(Items from an interface collection)
────────────────────

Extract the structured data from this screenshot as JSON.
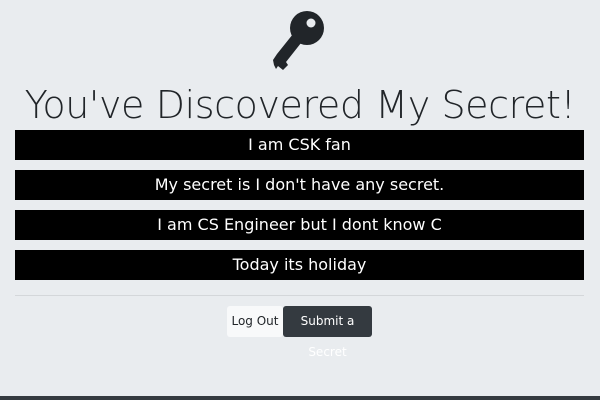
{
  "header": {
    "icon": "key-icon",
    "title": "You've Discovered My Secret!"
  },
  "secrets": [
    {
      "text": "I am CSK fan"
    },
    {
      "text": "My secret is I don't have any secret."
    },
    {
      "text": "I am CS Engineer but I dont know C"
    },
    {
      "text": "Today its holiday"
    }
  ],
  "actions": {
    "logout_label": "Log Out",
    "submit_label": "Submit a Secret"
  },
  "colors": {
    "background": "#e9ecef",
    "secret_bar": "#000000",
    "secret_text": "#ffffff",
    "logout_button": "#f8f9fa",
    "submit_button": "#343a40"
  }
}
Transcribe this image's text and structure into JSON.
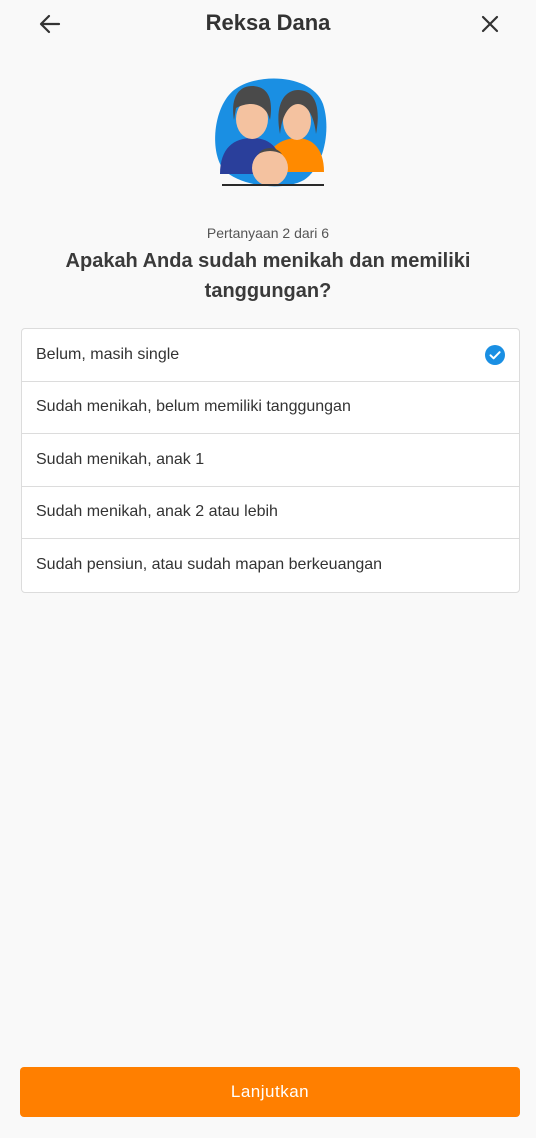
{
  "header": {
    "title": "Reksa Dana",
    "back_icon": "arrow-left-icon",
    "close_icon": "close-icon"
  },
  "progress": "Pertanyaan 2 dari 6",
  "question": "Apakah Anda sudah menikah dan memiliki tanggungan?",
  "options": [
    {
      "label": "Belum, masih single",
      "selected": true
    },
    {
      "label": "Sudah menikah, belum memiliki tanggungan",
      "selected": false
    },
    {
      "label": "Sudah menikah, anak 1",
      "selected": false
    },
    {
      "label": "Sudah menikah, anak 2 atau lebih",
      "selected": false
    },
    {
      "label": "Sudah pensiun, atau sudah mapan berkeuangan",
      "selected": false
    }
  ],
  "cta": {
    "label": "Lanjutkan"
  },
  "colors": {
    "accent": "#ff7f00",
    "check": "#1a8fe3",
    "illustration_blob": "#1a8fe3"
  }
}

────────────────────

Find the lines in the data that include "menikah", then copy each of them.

  "question": "Apakah Anda sudah menikah dan memiliki tanggungan?",
      "label": "Sudah menikah, belum memiliki tanggungan",
      "label": "Sudah menikah, anak 1",
      "label": "Sudah menikah, anak 2 atau lebih",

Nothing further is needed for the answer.